In pursuit of mental health
When it comes to comforting the mourners or caring for the sick, the Jewish tradition provides ample wise guidance. The one in need of comfort and the one offering, the one in need of healing and the one giving care, the community with which both connect–all benefit from the ritual that the tradition provides in order to manage expectations, overcome insecurities and fears, and offer structure and control where uncertainty and chaos often reign.
In the event of death, broken bones or illnesses that present in noticeable ways, the tradition serves us well. In the case of hidden illnesses, however, the traditional responses are far less effective. After all, if the person suffering illness chooses to remain silent about the affliction, so must the caregiver; and if neither is willing to share publicly that they are in need, the community is rendered ineffective. The resulting failure in connectedness is to the detriment of all three parties in multiple ways.
For a long time, cancer was greeted with this kind of ineffective response, probably because it was viewed as a death sentence. The diagnosis was whispered, family privately grieved, friends had no words. Today, cancer is shouted out and proactively battled with the support of practitioners, caregivers, support networks and public advocacy.
Sadly, mental illness remains a source of shame for those afflicted, isolation and sadness for their caregivers, and helplessness for communities. In general, people still fail to grasp the true nature of mental illness. Those suffering keep their stories and needs to themselves to avoid stigmatization. Victims are often expected to fix themselves, to get over it. All too often, we greet news of suicide with responses–“Why did they do it? They had so much to live for?”–that reflect our own refusal to acknowledge the perniciousness of the disease and that perpetuate the stigma attached to mental illness. Families protect their loved ones’ privacy, so they suffer quietly. Communities passively watch as affiliates recede to the margins.
On the Shabbat of Tazria-Metzora, a reading that offers a ritual through which the priest ministers to those afflicted of a skin disease and thereby keeps them connected to the community despite their temporary quarantine, I chose to address the topic of connecting with those who experience, or care for those who experience, mental illness. I offered that our pursuit of mental wellness must begin by removing the stigma attached to mental illness and to those who seek therapy for their own mental care. After sharing that I have sought therapy for my own mental well-being at various times over the years, and that I recommend therapy as an important part of self care to all the rabbinical students I teach, I invited anyone who has received or is currently receiving therapy to rise in their places. When half of those in the room–scores of people–rose to their feet, there was an audible release, and then tears. People found comfort, validation and relief in discovering that they were not alone.
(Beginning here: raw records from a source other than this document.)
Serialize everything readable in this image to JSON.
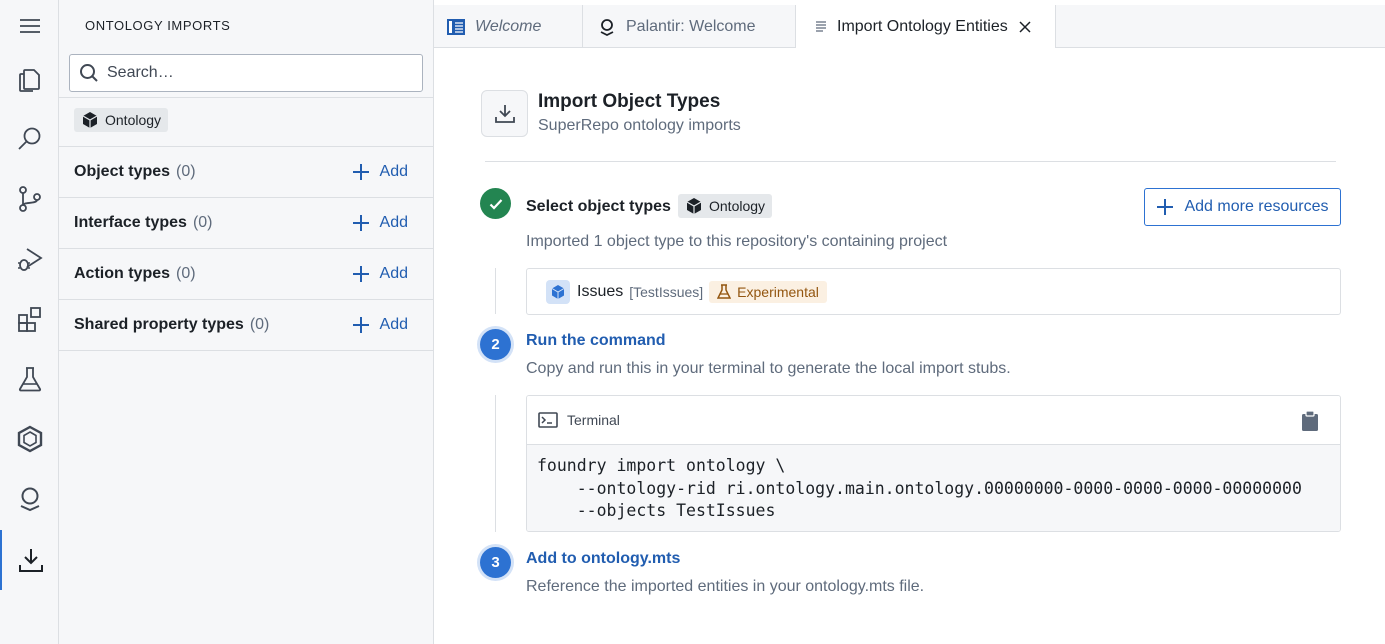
{
  "activity_bar": {
    "items": [
      {
        "icon": "menu-icon"
      },
      {
        "icon": "files-icon"
      },
      {
        "icon": "search-icon"
      },
      {
        "icon": "source-control-icon"
      },
      {
        "icon": "run-debug-icon"
      },
      {
        "icon": "extensions-icon"
      },
      {
        "icon": "flask-icon"
      },
      {
        "icon": "hexagon-icon"
      },
      {
        "icon": "palantir-icon"
      },
      {
        "icon": "import-icon",
        "active": true
      }
    ]
  },
  "sidebar": {
    "title": "ONTOLOGY IMPORTS",
    "search_placeholder": "Search…",
    "filter_tag": "Ontology",
    "sections": [
      {
        "label": "Object types",
        "count": "(0)",
        "add": "Add"
      },
      {
        "label": "Interface types",
        "count": "(0)",
        "add": "Add"
      },
      {
        "label": "Action types",
        "count": "(0)",
        "add": "Add"
      },
      {
        "label": "Shared property types",
        "count": "(0)",
        "add": "Add"
      }
    ]
  },
  "tabs": [
    {
      "label": "Welcome",
      "icon": "book-icon"
    },
    {
      "label": "Palantir: Welcome",
      "icon": "palantir-icon"
    },
    {
      "label": "Import Ontology Entities",
      "icon": "document-icon",
      "active": true
    }
  ],
  "main": {
    "title": "Import Object Types",
    "subtitle": "SuperRepo ontology imports",
    "add_more_label": "Add more resources",
    "steps": [
      {
        "number": "1",
        "status": "done",
        "title": "Select object types",
        "tag": "Ontology",
        "description": "Imported 1 object type to this repository's containing project",
        "resource": {
          "name": "Issues",
          "api_name": "[TestIssues]",
          "badge": "Experimental"
        }
      },
      {
        "number": "2",
        "title": "Run the command",
        "description": "Copy and run this in your terminal to generate the local import stubs.",
        "terminal_label": "Terminal",
        "command": "foundry import ontology \\\n    --ontology-rid ri.ontology.main.ontology.00000000-0000-0000-0000-00000000\n    --objects TestIssues"
      },
      {
        "number": "3",
        "title": "Add to ontology.mts",
        "description": "Reference the imported entities in your ontology.mts file."
      }
    ]
  },
  "colors": {
    "accent": "#2d72d2",
    "link": "#215db0",
    "success": "#238551",
    "warning_bg": "#fbf0e2",
    "warning_text": "#935610"
  }
}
For a moment, any shame or isolation was gone.
I hope that this moment marks a new beginning: when those in crisis know that they need not hide in shame; when their families have permission to speak openly with their clergy and community about the challenges they face; when the community can reach out in care to offer support and to pull into the center those who may otherwise feel marginalized.
Share your story. Offer to be part of the network of support. Join us on June 4 at 5:30pm, whether you are a professional wanting to facilitate or someone seeking to offer or receive support, as we commence this initiative to show that OJC supports you. With your help and participation, we hope to have various support groups and referral services in place by the fall.
Email us at firstname.lastname@example.org with your intention to attend our opening meeting. If you are interested in having a particular support group, please note that as well.
It’s time to bring this topic out of the shadows. And it starts with you and me stepping into the light, together.
Rabbi Craig Scheff